Data records:
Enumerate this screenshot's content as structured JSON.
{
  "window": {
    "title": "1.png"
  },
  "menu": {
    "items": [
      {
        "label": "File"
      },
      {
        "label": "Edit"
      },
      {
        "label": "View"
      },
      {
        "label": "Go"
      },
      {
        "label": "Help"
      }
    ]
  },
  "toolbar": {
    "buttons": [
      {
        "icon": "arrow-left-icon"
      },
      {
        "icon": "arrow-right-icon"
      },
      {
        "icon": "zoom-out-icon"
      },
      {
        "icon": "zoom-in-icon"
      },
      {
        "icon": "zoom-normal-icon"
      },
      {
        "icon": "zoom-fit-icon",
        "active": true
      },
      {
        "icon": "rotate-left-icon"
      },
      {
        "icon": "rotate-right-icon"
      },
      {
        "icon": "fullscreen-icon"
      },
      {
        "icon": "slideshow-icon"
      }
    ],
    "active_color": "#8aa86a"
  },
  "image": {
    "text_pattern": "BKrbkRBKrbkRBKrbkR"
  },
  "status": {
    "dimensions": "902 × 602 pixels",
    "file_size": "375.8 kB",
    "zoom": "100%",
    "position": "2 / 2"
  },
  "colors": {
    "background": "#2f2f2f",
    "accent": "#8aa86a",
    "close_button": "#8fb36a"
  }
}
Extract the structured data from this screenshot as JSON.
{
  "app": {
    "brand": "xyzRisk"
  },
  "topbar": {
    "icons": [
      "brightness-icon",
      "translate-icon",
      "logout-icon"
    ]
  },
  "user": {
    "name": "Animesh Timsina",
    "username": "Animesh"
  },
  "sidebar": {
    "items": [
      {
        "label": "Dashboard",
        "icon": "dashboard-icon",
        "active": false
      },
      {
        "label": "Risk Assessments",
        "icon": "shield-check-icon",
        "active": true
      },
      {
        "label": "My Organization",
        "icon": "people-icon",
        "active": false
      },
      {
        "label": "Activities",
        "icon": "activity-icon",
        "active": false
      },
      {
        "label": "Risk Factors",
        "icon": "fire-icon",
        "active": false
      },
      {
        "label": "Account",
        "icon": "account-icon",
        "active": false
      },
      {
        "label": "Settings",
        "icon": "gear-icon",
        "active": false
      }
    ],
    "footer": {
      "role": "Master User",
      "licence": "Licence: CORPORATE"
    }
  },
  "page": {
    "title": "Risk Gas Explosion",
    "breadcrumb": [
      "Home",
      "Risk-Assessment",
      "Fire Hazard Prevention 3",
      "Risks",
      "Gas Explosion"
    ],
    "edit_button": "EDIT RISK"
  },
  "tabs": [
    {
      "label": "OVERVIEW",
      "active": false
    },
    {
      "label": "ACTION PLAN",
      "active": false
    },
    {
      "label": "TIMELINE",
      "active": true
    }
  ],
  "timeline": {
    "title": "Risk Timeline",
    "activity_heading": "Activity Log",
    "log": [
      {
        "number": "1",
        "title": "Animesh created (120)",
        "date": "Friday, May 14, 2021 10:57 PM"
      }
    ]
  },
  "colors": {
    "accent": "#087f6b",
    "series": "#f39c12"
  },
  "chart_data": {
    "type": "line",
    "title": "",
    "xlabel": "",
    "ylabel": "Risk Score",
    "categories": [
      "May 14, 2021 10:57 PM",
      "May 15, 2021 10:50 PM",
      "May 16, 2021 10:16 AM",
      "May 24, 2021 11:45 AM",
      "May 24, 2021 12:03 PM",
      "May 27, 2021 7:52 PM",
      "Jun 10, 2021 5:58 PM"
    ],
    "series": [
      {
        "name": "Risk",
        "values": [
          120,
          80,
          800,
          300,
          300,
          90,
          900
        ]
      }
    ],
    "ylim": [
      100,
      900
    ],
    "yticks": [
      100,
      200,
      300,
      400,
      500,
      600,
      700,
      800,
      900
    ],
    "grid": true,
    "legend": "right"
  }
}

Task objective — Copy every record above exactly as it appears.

Response below —
Enumerate this screenshot's content as structured JSON.
{
  "window": {
    "title": "1.png"
  },
  "menu": {
    "items": [
      {
        "label": "File"
      },
      {
        "label": "Edit"
      },
      {
        "label": "View"
      },
      {
        "label": "Go"
      },
      {
        "label": "Help"
      }
    ]
  },
  "toolbar": {
    "buttons": [
      {
        "icon": "arrow-left-icon"
      },
      {
        "icon": "arrow-right-icon"
      },
      {
        "icon": "zoom-out-icon"
      },
      {
        "icon": "zoom-in-icon"
      },
      {
        "icon": "zoom-normal-icon"
      },
      {
        "icon": "zoom-fit-icon",
        "active": true
      },
      {
        "icon": "rotate-left-icon"
      },
      {
        "icon": "rotate-right-icon"
      },
      {
        "icon": "fullscreen-icon"
      },
      {
        "icon": "slideshow-icon"
      }
    ],
    "active_color": "#8aa86a"
  },
  "image": {
    "text_pattern": "BKrbkRBKrbkRBKrbkR"
  },
  "status": {
    "dimensions": "902 × 602 pixels",
    "file_size": "375.8 kB",
    "zoom": "100%",
    "position": "2 / 2"
  },
  "colors": {
    "background": "#2f2f2f",
    "accent": "#8aa86a",
    "close_button": "#8fb36a"
  }
}
Extract the structured data from this screenshot as JSON.
{
  "app": {
    "brand": "xyzRisk"
  },
  "topbar": {
    "icons": [
      "brightness-icon",
      "translate-icon",
      "logout-icon"
    ]
  },
  "user": {
    "name": "Animesh Timsina",
    "username": "Animesh"
  },
  "sidebar": {
    "items": [
      {
        "label": "Dashboard",
        "icon": "dashboard-icon",
        "active": false
      },
      {
        "label": "Risk Assessments",
        "icon": "shield-check-icon",
        "active": true
      },
      {
        "label": "My Organization",
        "icon": "people-icon",
        "active": false
      },
      {
        "label": "Activities",
        "icon": "activity-icon",
        "active": false
      },
      {
        "label": "Risk Factors",
        "icon": "fire-icon",
        "active": false
      },
      {
        "label": "Account",
        "icon": "account-icon",
        "active": false
      },
      {
        "label": "Settings",
        "icon": "gear-icon",
        "active": false
      }
    ],
    "footer": {
      "role": "Master User",
      "licence": "Licence: CORPORATE"
    }
  },
  "page": {
    "title": "Risk Gas Explosion",
    "breadcrumb": [
      "Home",
      "Risk-Assessment",
      "Fire Hazard Prevention 3",
      "Risks",
      "Gas Explosion"
    ],
    "edit_button": "EDIT RISK"
  },
  "tabs": [
    {
      "label": "OVERVIEW",
      "active": false
    },
    {
      "label": "ACTION PLAN",
      "active": false
    },
    {
      "label": "TIMELINE",
      "active": true
    }
  ],
  "timeline": {
    "title": "Risk Timeline",
    "activity_heading": "Activity Log",
    "log": [
      {
        "number": "1",
        "title": "Animesh created (120)",
        "date": "Friday, May 14, 2021 10:57 PM"
      }
    ]
  },
  "colors": {
    "accent": "#087f6b",
    "series": "#f39c12"
  },
  "chart_data": {
    "type": "line",
    "title": "",
    "xlabel": "",
    "ylabel": "Risk Score",
    "categories": [
      "May 14, 2021 10:57 PM",
      "May 15, 2021 10:50 PM",
      "May 16, 2021 10:16 AM",
      "May 24, 2021 11:45 AM",
      "May 24, 2021 12:03 PM",
      "May 27, 2021 7:52 PM",
      "Jun 10, 2021 5:58 PM"
    ],
    "series": [
      {
        "name": "Risk",
        "values": [
          120,
          80,
          800,
          300,
          300,
          90,
          900
        ]
      }
    ],
    "ylim": [
      100,
      900
    ],
    "yticks": [
      100,
      200,
      300,
      400,
      500,
      600,
      700,
      800,
      900
    ],
    "grid": true,
    "legend": "right"
  }
}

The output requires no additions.